- Think about the last time you went out to a restaurant, take notice of just how many times you checked your phone or scrolled aimlessly when the conversation dulled. Technology has come to a point where it requires our attention, whether we are consciously aware of it or not. Similarly, in the novel Brave New World by Aldous Huxley, society has been completely altered through the aid of science and technology. In the words of Mustapha Mond, "It isn 't only art that 's incompatible with happiness; it 's also science.... [tags: Brave New World, Aldous Huxley, Huxley family]
1415 words (4 pages)
- BNW Topic 2 TOTALLY NOT MLA FORMATTED. DON’T COMPLAIN. -_- Im watching you. The 20th Century brought about a great many scientific breakthroughs and a furthering of knowledge and how science interacted with the average every day person. Yet the promise of such advancements can be skewed to extremes. A good many novels were written to caution the next few generations against such atrocious acts.
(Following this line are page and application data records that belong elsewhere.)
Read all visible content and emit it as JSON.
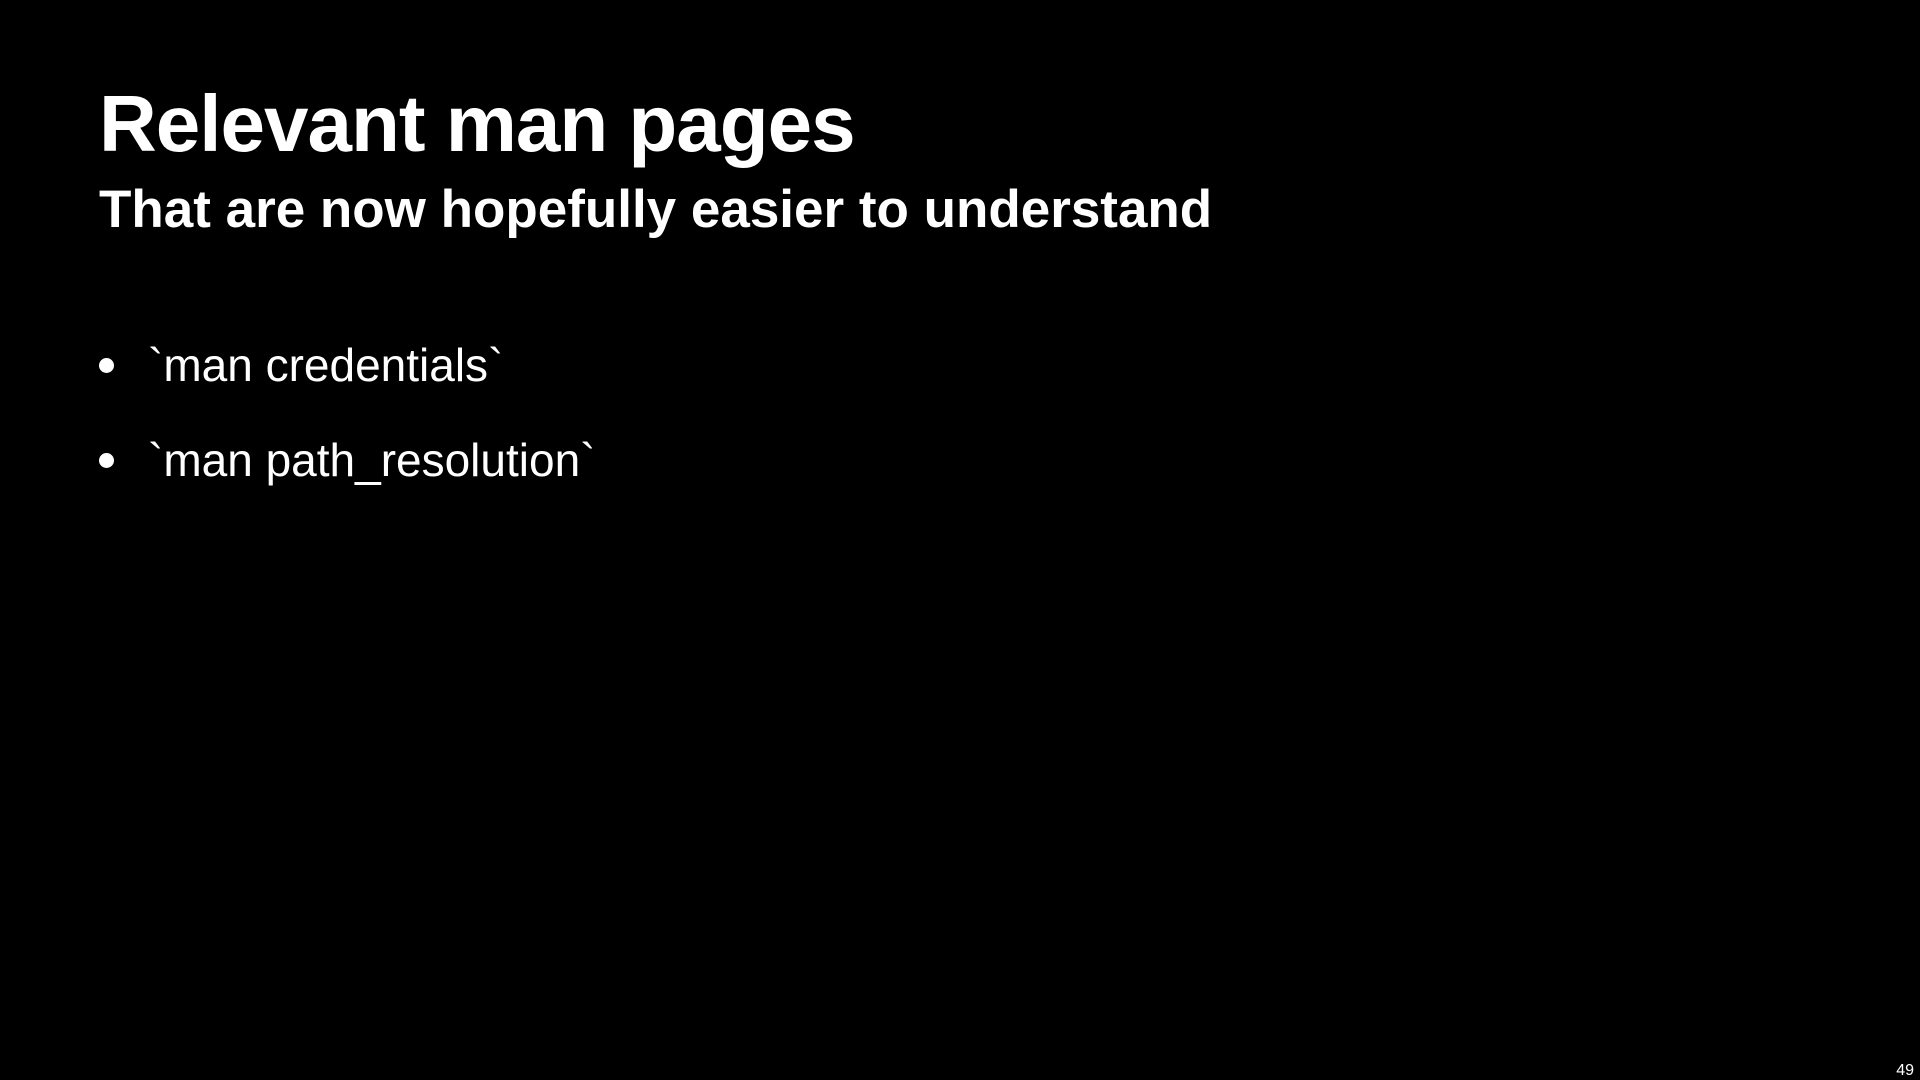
{
  "slide": {
    "title": "Relevant man pages",
    "subtitle": "That are now hopefully easier to understand",
    "bullets": [
      "`man credentials`",
      "`man path_resolution`"
    ],
    "page_number": "49"
  },
  "colors": {
    "background": "#000000",
    "text": "#ffffff"
  }
}
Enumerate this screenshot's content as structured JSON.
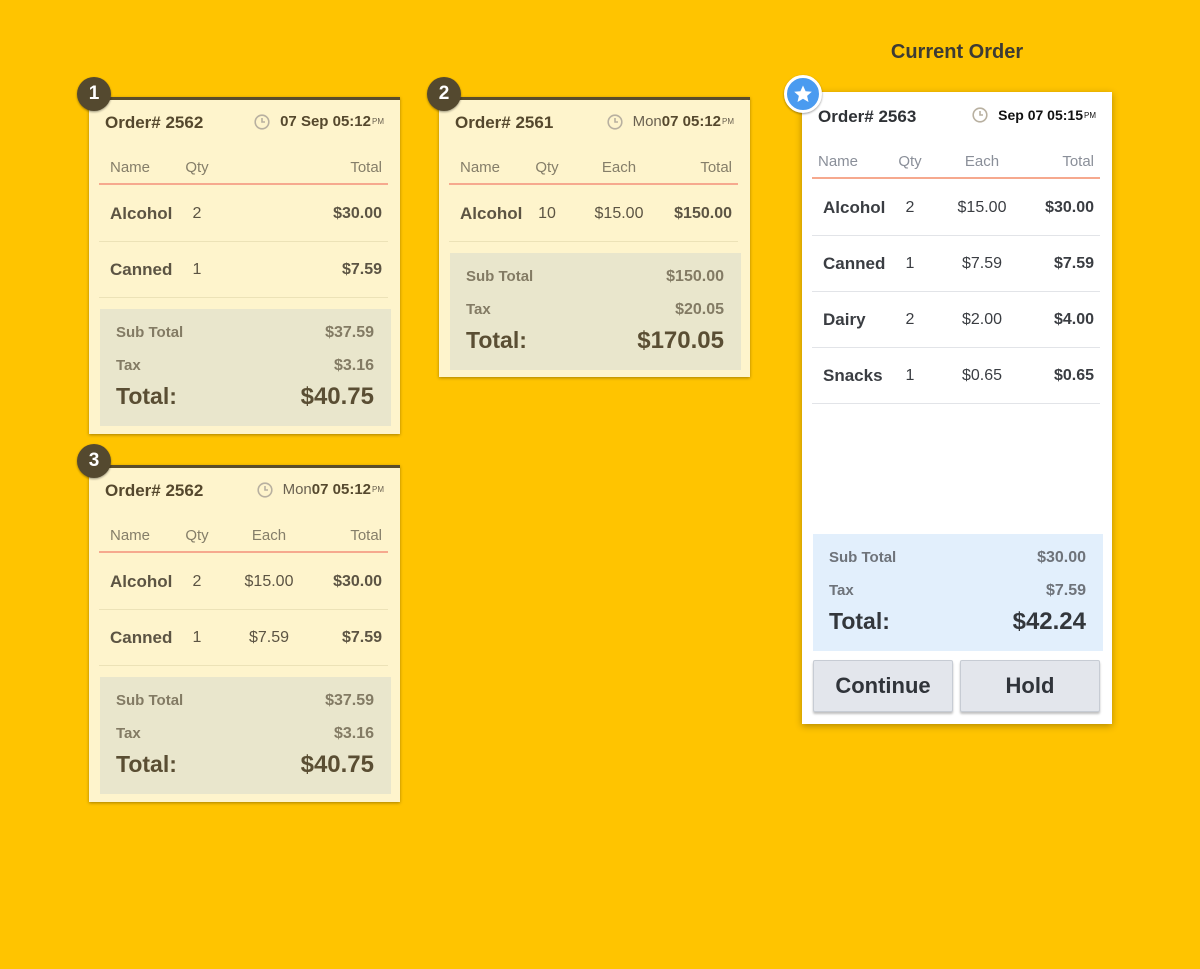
{
  "section_title": "Current Order",
  "columns": {
    "name": "Name",
    "qty": "Qty",
    "each": "Each",
    "total": "Total"
  },
  "labels": {
    "subtotal": "Sub Total",
    "tax": "Tax",
    "total": "Total:"
  },
  "tickets": [
    {
      "badge": "1",
      "order": "Order# 2562",
      "date_pre": "",
      "date_bold": "07 Sep 05:12",
      "ampm": "PM",
      "items": [
        {
          "name": "Alcohol",
          "qty": "2",
          "each": "",
          "total": "$30.00"
        },
        {
          "name": "Canned",
          "qty": "1",
          "each": "",
          "total": "$7.59"
        }
      ],
      "subtotal": "$37.59",
      "tax": "$3.16",
      "total": "$40.75"
    },
    {
      "badge": "2",
      "order": "Order# 2561",
      "date_pre": "Mon ",
      "date_bold": "07 05:12",
      "ampm": "PM",
      "items": [
        {
          "name": "Alcohol",
          "qty": "10",
          "each": "$15.00",
          "total": "$150.00"
        }
      ],
      "subtotal": "$150.00",
      "tax": "$20.05",
      "total": "$170.05"
    },
    {
      "badge": "3",
      "order": "Order# 2562",
      "date_pre": "Mon ",
      "date_bold": "07 05:12",
      "ampm": "PM",
      "items": [
        {
          "name": "Alcohol",
          "qty": "2",
          "each": "$15.00",
          "total": "$30.00"
        },
        {
          "name": "Canned",
          "qty": "1",
          "each": "$7.59",
          "total": "$7.59"
        }
      ],
      "subtotal": "$37.59",
      "tax": "$3.16",
      "total": "$40.75"
    }
  ],
  "current": {
    "order": "Order# 2563",
    "date_pre": "",
    "date_bold": "Sep 07 05:15",
    "ampm": "PM",
    "items": [
      {
        "name": "Alcohol",
        "qty": "2",
        "each": "$15.00",
        "total": "$30.00"
      },
      {
        "name": "Canned",
        "qty": "1",
        "each": "$7.59",
        "total": "$7.59"
      },
      {
        "name": "Dairy",
        "qty": "2",
        "each": "$2.00",
        "total": "$4.00"
      },
      {
        "name": "Snacks",
        "qty": "1",
        "each": "$0.65",
        "total": "$0.65"
      }
    ],
    "subtotal": "$30.00",
    "tax": "$7.59",
    "total": "$42.24",
    "continue_label": "Continue",
    "hold_label": "Hold"
  },
  "colors": {
    "background": "#FFC400",
    "ticket": "#FEF4CC",
    "star_badge": "#4A9BF0",
    "summary_current": "#E2EFFC"
  },
  "icons": {
    "badge_current": "star-icon",
    "timestamp": "clock-icon"
  }
}
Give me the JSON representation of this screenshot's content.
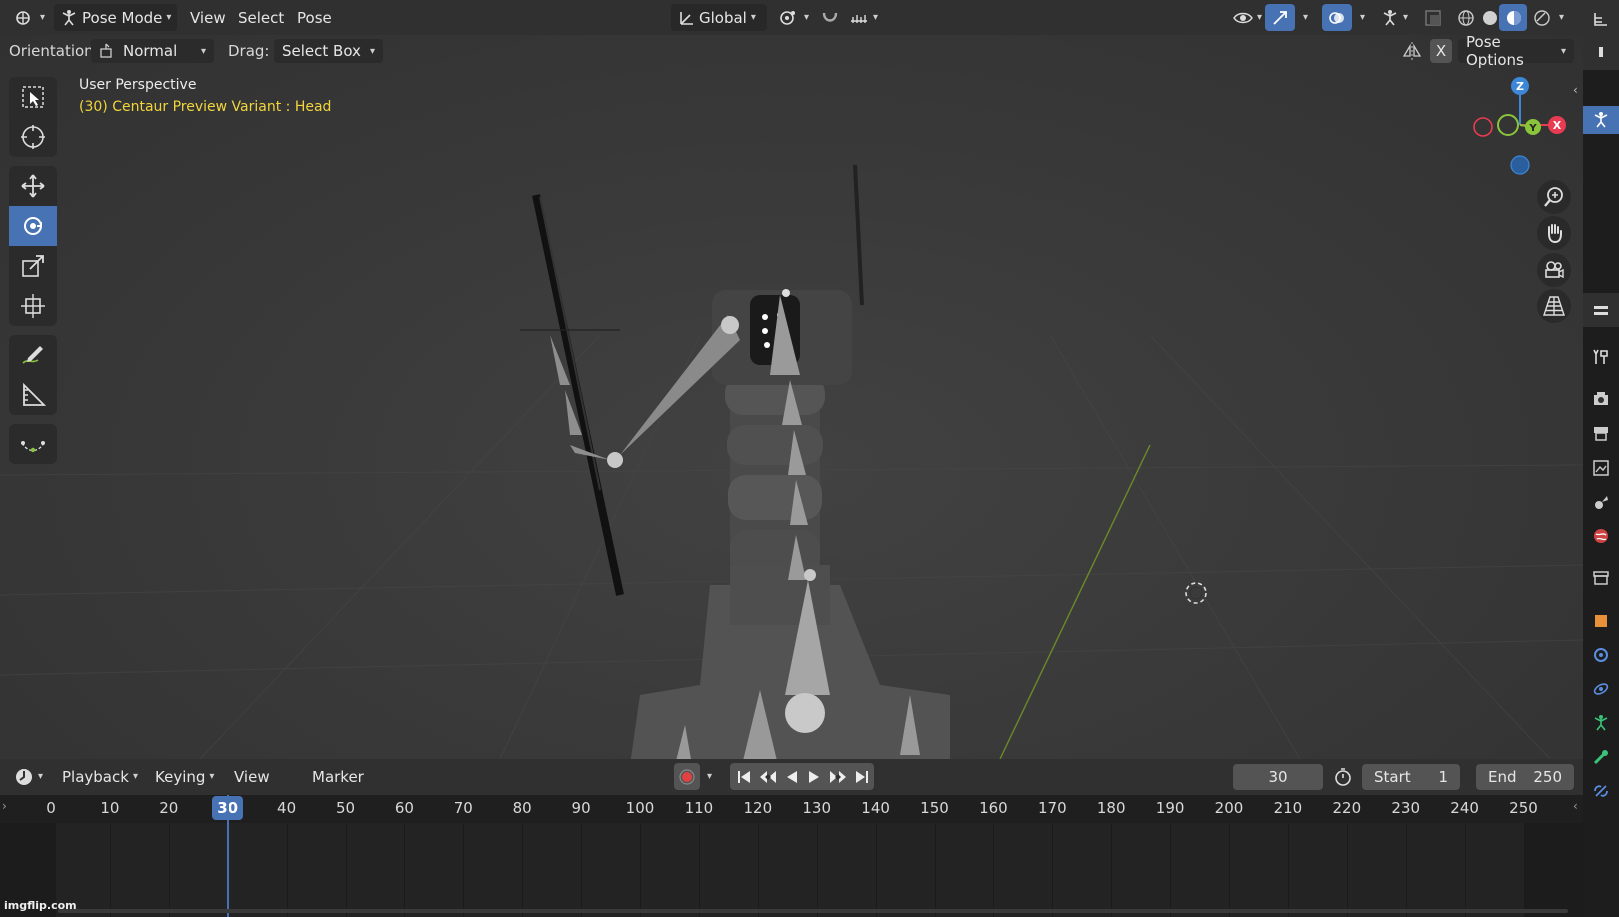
{
  "header": {
    "mode": "Pose Mode",
    "menus": [
      "View",
      "Select",
      "Pose"
    ],
    "transform_orientation": "Global"
  },
  "tool_settings": {
    "orientation_label": "Orientation:",
    "orientation_value": "Normal",
    "drag_label": "Drag:",
    "drag_value": "Select Box",
    "x_label": "X",
    "pose_options": "Pose Options"
  },
  "viewport": {
    "view_name": "User Perspective",
    "object_info": "(30) Centaur Preview Variant : Head",
    "gizmo": {
      "z": "Z",
      "y": "Y",
      "x": "X"
    }
  },
  "timeline": {
    "menus": [
      "Playback",
      "Keying",
      "View",
      "Marker"
    ],
    "current_frame": "30",
    "start_label": "Start",
    "start_value": "1",
    "end_label": "End",
    "end_value": "250",
    "ticks": [
      "0",
      "10",
      "20",
      "30",
      "40",
      "50",
      "60",
      "70",
      "80",
      "90",
      "100",
      "110",
      "120",
      "130",
      "140",
      "150",
      "160",
      "170",
      "180",
      "190",
      "200",
      "210",
      "220",
      "230",
      "240",
      "250"
    ]
  },
  "watermark": "imgflip.com",
  "colors": {
    "active_blue": "#4772b3",
    "overlay_yellow": "#f2d53c",
    "axis_x": "#e83c52",
    "axis_y": "#8ac43a",
    "axis_z": "#3d87d8",
    "record_red": "#e14141"
  }
}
These warnings set forth by Aldous Huxley are clear: be weary of social conditioning, genetic conditioning and control through a set of ideals set forth by a world state.... [tags: Brave New World, The World State, Aldous Huxley]
983 words (2.8 pages)
- Brave New World: Out of Control In the 1932 satirical novel Brave New World, Aldous Huxley describes an emotionless, mechanized world of the future, set mostly in London, in which individuality is eliminated, creativity is stifled, and such institutions as marriage, family, and church are unpleasant artifacts of a world long gone. In this society, people are mass-produced; human eggs are artificially engineered by technicians. Happiness is achieved through physical gratification and peace is safeguarded by the conditioning of youth and by dispensing soma, a tranquilizer.... [tags: Brave New World]
1019 words (2.9 pages)
- Aldous Huxley's A Brave New World The New World, a man-made Utopia, governed by its motto, Community, Identity, Stability (Huxley 3). A man-made world in every way. Human beings fertilized in bottles. Identity, gender, intelligence, position in society, all predestined. Human beings classified in the order of precedence: Alpha, Beta, Gamma, Delta, and Epsilon. Every one conditioned to be a certain way. Every one works for every one else (Huxley, 74). All man-made to ensure social stability. Is society in the New World truly better than in the 2000s.... [tags: Technology A Brave New World Essays]
1448 words (4.1 pages)
- In the novel Brave New World written by Aldous Huxley a dystopia is presented of a Utopian society where happiness is brought through a drug and your predestined life follows. Aldous Huxley conveys different conflicts with characters being isolated from the society they are being forced to live within. In which, these characters, are brought about reliance of soma, a drug, to stabilize their life. As well as this, the novel expresses the on going battles of having a society that is "perfect". Therefore, because of the isolated, delusional nonperfected-society, the World State introduced in Brave New World defines a Utopian Society.... [tags: Brave New World Essays]
2036 words (5.8 pages)
- Artist Pain Exposed in Kafka's A Hunger Artist
- George Orwell's Shooting an Elephant as an Attack on Colonialism and Imperialism
- We Are Living in a Corporate Dystopia
- Essay on Utopia - Constitution of the United States as a Utopian Proposal
- Essay on Utopia - Disney's Utopian Community
- The Utopian Vision of Mother Teresa